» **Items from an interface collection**
== Segment start ==

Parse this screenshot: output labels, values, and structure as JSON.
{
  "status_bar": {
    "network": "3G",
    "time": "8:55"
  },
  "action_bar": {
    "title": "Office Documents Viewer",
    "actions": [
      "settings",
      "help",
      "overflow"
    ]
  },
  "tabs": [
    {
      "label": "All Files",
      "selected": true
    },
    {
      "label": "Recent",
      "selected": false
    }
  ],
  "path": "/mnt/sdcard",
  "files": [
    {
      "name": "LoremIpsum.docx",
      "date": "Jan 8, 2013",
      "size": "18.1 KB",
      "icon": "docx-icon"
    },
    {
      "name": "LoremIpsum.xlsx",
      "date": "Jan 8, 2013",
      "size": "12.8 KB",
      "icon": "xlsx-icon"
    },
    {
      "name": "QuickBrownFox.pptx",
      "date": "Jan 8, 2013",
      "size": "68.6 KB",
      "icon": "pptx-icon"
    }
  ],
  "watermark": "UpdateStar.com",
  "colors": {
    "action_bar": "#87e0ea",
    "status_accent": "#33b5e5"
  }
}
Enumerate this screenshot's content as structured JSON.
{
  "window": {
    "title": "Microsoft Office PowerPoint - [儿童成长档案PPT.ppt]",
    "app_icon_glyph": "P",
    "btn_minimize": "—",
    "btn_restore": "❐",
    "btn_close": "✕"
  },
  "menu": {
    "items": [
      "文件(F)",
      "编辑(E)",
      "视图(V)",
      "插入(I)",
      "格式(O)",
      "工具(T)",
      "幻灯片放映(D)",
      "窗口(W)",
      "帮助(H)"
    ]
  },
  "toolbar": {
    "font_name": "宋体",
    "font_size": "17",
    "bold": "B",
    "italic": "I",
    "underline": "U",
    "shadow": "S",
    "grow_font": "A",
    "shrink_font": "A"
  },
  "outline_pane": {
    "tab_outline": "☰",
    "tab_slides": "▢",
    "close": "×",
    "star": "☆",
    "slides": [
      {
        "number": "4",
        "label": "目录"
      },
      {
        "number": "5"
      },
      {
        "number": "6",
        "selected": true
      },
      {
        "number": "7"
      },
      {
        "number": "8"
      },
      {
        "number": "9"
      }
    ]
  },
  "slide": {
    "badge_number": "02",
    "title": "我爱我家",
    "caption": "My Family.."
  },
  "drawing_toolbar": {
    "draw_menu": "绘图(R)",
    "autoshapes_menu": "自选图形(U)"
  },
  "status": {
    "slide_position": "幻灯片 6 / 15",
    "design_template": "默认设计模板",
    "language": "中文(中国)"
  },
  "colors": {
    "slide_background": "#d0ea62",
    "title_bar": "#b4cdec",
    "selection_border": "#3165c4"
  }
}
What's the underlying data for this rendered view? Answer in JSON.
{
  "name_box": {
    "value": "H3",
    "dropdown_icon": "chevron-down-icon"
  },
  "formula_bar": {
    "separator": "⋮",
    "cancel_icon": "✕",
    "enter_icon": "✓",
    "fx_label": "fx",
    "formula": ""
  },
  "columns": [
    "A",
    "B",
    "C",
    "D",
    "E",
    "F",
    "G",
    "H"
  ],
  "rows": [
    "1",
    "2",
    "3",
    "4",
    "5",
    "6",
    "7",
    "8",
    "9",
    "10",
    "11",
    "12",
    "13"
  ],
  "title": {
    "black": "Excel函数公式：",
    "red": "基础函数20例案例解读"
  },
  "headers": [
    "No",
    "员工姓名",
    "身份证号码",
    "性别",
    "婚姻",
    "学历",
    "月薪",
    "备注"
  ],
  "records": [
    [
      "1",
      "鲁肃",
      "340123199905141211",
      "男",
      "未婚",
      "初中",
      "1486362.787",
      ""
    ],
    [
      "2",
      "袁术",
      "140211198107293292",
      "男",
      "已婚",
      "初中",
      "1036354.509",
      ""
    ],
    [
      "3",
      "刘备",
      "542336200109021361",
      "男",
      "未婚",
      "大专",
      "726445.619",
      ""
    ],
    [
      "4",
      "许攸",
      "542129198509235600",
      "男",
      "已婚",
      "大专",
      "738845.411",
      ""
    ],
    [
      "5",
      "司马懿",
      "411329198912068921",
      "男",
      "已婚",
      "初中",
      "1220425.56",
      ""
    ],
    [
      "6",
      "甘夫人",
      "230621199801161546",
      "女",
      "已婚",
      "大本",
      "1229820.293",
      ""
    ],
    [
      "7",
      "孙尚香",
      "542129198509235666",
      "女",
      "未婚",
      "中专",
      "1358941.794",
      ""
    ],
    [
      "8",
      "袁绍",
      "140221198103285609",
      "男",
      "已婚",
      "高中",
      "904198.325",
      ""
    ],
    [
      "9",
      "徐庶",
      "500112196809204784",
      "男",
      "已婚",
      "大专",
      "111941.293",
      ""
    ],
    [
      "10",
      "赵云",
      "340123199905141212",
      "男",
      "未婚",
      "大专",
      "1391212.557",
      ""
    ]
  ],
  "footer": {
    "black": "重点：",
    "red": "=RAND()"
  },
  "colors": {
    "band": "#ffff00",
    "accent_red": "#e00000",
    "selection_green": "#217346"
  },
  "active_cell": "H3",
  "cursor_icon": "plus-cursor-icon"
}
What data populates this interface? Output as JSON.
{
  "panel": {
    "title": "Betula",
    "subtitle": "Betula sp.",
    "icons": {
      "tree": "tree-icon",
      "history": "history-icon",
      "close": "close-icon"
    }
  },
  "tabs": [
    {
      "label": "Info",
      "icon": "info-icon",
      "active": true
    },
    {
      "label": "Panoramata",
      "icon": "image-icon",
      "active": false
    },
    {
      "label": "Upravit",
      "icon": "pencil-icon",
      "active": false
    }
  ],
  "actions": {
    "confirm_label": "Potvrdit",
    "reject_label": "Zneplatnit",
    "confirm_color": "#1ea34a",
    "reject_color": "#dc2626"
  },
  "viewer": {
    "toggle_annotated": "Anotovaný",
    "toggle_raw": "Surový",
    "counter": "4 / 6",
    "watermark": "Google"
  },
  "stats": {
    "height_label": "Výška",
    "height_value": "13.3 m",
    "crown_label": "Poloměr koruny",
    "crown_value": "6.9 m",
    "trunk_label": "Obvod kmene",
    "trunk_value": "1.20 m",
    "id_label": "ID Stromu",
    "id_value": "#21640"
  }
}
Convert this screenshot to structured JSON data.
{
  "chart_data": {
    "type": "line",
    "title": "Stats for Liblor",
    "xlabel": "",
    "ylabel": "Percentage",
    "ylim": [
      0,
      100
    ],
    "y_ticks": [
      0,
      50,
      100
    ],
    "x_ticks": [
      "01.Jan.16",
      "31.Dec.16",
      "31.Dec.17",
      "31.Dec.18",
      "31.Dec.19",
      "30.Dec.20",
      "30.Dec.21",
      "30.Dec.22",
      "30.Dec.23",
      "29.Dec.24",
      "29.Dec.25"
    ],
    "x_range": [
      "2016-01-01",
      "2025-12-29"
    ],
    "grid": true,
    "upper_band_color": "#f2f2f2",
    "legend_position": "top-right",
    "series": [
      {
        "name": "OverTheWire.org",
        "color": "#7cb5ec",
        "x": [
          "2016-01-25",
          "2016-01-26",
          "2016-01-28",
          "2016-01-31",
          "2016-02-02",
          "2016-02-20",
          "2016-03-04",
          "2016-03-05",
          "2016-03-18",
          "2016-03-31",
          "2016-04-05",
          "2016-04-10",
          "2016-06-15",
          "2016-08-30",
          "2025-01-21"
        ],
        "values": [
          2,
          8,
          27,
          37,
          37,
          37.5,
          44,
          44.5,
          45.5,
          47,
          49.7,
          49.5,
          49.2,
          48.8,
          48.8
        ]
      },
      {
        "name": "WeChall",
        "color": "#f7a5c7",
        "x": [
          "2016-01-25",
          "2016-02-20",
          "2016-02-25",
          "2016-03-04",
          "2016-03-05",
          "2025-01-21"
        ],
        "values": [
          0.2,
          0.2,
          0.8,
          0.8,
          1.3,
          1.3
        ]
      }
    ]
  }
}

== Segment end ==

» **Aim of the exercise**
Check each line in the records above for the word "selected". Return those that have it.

» **Response to this exercise**
      "selected": true
      "selected": false
        "selected": true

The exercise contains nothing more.